It's in the second season that Brüno really comes into his own, however. He still handles fashion, like when he sends up the various shows that critique celebrity fashions and gets his guest designers to change their opinions about various outfits based on what the producers allegedly want. Where Cohen switches up the act is by sending the flamboyant Brüno on assignments where he will come face to face with and challenge homophobia. In episode 1, for instance, he sits down with a pastor who "converts" homosexuals to the straight world, and with a serious face asks him where the line is drawn between showering with another man as Christian fellowship and showering as a gay experience. Is it when you have his penis in your mouth? Later in the season, in what is probably my favorite segment, he goes to Spring Break and gets a bunch of college guys to take off their shirts, pose, and wrestle. When the punchline comes, you'll be amazed Cohen gets away without suffering physical violence.
Essentially, if you enjoyed what Sacha Baron Cohen did in the Borat movie, you're going to get lots of laughs out of Da Ali G show, as well. The ideas are rougher, as is the production (though there is a noticeable leap from season 1 to season 2), but the comedy still delivers. Da Compleet Seereez box is the first time you can get both seasons in one package. They are essentially the same two double-disc sets in their original packaging, but now put inside a nice slipcover.
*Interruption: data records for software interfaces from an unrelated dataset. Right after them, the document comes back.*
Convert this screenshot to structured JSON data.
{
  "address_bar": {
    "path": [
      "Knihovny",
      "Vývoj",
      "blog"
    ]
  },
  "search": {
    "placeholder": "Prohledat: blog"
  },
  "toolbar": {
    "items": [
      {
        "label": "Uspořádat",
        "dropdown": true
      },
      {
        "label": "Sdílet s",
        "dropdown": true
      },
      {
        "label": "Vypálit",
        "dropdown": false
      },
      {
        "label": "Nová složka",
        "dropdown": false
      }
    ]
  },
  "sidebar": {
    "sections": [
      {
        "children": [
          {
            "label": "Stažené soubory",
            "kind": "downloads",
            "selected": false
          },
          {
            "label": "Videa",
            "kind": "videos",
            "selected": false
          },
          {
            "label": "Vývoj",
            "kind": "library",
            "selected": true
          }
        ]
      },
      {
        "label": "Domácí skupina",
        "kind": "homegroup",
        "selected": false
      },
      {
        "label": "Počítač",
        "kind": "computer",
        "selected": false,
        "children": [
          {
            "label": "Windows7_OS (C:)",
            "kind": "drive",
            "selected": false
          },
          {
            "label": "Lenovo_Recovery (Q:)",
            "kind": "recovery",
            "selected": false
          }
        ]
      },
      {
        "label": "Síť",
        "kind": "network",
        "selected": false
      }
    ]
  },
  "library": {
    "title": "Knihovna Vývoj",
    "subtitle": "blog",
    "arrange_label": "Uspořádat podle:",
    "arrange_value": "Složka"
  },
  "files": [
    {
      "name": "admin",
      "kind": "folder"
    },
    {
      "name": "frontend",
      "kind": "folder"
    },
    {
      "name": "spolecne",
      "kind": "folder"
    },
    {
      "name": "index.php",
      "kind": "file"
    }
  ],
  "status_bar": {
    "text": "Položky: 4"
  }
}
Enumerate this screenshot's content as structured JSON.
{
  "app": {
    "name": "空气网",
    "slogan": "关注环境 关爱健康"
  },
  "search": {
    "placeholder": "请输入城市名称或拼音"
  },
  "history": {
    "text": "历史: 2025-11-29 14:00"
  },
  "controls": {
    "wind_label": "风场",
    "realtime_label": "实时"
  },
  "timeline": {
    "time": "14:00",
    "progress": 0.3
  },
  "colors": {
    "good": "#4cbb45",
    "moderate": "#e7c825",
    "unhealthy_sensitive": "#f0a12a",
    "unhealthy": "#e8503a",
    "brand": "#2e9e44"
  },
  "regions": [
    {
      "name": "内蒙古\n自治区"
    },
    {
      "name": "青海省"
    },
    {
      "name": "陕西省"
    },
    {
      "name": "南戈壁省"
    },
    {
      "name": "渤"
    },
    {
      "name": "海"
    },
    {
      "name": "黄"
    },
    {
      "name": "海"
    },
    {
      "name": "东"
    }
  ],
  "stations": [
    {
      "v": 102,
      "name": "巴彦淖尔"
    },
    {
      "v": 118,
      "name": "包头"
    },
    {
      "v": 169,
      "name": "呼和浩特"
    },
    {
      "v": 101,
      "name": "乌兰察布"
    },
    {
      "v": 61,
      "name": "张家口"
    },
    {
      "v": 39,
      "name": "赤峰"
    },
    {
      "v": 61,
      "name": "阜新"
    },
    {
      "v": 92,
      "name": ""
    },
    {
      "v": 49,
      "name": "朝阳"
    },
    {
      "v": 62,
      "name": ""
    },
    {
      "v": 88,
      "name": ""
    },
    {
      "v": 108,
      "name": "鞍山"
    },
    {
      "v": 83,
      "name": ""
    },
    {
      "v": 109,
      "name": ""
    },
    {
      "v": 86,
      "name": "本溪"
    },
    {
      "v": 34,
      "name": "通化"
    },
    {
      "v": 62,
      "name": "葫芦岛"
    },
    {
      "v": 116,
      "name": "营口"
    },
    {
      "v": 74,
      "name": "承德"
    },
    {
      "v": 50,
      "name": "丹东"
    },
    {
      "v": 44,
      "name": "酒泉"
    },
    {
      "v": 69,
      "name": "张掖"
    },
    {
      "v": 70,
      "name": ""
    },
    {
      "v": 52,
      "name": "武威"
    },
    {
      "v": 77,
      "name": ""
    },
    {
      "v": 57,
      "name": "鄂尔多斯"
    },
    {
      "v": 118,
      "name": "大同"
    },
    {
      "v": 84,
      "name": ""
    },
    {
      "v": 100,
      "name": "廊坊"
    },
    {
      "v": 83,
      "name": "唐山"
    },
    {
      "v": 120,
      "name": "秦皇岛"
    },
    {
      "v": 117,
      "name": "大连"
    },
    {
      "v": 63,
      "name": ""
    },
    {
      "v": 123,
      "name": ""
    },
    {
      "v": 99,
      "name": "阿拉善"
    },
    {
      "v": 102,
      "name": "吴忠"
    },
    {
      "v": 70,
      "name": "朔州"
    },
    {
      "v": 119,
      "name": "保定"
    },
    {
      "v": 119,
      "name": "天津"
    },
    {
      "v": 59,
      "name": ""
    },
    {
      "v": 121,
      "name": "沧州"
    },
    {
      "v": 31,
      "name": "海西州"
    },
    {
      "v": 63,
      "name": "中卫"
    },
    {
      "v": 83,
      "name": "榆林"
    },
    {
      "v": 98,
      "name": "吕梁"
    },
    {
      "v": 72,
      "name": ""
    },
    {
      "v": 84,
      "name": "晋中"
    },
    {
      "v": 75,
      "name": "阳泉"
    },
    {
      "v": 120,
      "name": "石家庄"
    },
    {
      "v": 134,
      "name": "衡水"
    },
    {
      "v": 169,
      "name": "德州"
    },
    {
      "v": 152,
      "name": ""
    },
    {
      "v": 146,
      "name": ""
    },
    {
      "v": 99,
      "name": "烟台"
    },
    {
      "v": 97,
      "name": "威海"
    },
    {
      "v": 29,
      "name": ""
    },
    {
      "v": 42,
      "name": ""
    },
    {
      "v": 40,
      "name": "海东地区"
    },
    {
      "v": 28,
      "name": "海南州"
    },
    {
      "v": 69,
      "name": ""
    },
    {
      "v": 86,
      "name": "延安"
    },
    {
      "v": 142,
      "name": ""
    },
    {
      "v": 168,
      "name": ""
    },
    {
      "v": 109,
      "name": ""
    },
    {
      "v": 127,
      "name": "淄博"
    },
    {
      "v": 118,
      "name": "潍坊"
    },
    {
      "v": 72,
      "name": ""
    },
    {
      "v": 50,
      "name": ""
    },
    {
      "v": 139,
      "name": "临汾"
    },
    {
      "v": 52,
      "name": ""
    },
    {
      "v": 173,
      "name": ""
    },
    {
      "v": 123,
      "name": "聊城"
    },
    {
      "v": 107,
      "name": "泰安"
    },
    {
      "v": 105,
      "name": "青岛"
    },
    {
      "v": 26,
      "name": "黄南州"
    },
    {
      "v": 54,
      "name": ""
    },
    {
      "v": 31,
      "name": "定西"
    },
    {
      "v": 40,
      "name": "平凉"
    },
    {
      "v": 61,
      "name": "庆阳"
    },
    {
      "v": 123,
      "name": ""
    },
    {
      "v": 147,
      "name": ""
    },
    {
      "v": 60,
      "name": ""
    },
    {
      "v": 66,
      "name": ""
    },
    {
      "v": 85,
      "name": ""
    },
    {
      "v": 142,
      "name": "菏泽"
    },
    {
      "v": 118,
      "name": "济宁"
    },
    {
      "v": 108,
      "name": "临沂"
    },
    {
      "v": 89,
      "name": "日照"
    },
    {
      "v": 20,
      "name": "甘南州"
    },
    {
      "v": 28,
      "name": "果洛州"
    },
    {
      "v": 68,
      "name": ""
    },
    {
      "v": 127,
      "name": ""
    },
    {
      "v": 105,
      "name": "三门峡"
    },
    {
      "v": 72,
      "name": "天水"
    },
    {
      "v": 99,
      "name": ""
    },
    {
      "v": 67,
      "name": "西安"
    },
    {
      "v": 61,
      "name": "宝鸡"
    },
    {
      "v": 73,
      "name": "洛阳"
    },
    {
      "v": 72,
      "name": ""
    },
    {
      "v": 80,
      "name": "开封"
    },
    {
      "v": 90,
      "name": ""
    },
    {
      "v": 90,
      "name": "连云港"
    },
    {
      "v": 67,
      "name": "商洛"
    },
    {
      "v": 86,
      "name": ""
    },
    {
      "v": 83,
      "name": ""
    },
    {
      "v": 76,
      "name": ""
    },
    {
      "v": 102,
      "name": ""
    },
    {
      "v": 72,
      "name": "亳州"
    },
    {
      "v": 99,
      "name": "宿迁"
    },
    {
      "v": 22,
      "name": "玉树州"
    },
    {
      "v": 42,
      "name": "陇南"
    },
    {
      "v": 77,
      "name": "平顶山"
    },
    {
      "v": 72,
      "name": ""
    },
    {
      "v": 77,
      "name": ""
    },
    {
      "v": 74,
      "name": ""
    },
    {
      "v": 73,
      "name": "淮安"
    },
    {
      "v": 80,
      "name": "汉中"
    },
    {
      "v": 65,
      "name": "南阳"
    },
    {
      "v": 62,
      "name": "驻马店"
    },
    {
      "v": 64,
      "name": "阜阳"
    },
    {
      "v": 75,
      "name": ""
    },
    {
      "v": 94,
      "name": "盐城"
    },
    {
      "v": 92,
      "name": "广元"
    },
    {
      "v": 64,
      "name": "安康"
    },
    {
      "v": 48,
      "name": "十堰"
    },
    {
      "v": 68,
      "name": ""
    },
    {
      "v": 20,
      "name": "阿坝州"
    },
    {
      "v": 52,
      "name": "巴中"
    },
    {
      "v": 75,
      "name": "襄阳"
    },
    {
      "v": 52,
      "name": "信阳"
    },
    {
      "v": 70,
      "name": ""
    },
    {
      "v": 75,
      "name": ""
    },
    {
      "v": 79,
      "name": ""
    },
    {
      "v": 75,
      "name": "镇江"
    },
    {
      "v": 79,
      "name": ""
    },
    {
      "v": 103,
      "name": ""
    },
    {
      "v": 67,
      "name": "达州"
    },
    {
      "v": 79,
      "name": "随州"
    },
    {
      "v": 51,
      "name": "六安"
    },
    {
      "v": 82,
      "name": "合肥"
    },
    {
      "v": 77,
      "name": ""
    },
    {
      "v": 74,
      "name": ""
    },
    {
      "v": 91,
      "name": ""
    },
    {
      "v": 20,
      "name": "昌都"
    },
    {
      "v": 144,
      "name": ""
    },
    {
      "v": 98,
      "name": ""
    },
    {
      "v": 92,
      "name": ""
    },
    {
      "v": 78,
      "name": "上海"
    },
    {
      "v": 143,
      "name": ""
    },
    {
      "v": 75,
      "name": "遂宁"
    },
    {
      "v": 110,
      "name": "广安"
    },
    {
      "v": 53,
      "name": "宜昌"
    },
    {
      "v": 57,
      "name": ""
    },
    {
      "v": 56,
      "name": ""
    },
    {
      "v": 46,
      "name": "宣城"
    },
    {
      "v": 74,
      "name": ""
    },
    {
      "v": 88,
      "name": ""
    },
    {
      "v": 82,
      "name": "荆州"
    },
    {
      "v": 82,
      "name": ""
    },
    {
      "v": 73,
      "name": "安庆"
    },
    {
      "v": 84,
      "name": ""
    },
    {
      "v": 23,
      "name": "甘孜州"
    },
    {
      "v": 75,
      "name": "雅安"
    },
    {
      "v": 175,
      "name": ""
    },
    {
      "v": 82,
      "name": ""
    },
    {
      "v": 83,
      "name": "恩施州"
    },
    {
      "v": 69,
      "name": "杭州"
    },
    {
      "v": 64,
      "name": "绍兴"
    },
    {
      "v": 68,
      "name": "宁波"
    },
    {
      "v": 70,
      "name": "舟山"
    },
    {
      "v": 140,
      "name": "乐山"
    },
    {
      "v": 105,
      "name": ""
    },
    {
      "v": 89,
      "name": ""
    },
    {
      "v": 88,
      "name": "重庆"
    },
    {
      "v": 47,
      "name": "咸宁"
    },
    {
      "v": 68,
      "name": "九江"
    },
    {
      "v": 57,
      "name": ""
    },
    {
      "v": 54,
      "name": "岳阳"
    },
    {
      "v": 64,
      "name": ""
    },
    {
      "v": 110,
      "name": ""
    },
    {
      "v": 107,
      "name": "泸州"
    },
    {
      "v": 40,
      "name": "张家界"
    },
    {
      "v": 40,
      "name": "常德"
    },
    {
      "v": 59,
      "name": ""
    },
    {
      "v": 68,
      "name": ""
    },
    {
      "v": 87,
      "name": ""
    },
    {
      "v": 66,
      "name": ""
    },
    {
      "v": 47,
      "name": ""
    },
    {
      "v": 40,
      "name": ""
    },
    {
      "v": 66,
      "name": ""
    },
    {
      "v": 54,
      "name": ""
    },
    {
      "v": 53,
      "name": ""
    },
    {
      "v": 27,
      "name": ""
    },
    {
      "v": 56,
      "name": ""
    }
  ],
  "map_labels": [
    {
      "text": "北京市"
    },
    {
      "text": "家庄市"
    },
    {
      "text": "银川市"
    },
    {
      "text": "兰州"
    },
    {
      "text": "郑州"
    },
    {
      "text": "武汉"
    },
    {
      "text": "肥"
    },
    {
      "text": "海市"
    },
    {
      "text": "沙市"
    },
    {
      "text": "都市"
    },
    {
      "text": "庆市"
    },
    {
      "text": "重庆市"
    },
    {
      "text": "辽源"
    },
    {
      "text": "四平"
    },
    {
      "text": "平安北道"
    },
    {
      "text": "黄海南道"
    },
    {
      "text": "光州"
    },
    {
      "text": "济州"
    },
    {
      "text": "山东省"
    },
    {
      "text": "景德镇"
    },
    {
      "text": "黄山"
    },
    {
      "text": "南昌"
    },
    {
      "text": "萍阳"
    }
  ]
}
It's got a lenticular front that morphs from Ali G to Borat, showing HBO knows where its muffin is buttered.
Each season has six episodes, each built on a particular theme, but Ali G is the only character that sticks to the subject. For instance, in season 1, episode 2, the theme is "War," but that's the episode where Borat takes etiquette lessons. Still, the thread does end up tying each installment together.
The episodes included in the seasons are as follows:
Da Compleet First Seazon
Da Compleet Second Seazon
Da Compleet First Seazon has two unaired Borat segments, a glossary of terms used by Ali G, and the painful full version of the "Spyz" movie project Ali G pitches to Hollywood producers in episode 4. The best extra is the commentary on episode 1 by producer/writer Dan Mazer and in a rare out-of-character moment, Sacha Baron Cohen. If you've ever watched any of Cohen's guerrilla comedy and wondered how it's done, this is the closest you will get to an explanation.
The first disc of Da Compleet Second Seazon has the full Ali G commencement speech delivered at Harvard in 2004. You have to give whoever set that up a lot of credit, as it's a lot of fun seeing the character in that environment. Making it even better is the guy sitting behind Ali G at the left of the screen, who doesn't seem to appreciate this irreverent choice in speakers. He sits stone-faced, registering occasional disgust, though once or twice laughing in spite of himself.
The second disc of Da Compleet Second Seazon comes with a large number of deleted scenes for all three characters. These aren't moments that were cut due to quality, but due to space, and so are as funny as anything that made the final programs. Ali G taking on Noam Chomsky's vocabulary skills, Borat playing decoy in a deer hunt, and Brüno hiring a medium to contact his dead boyfriend--it's all gold.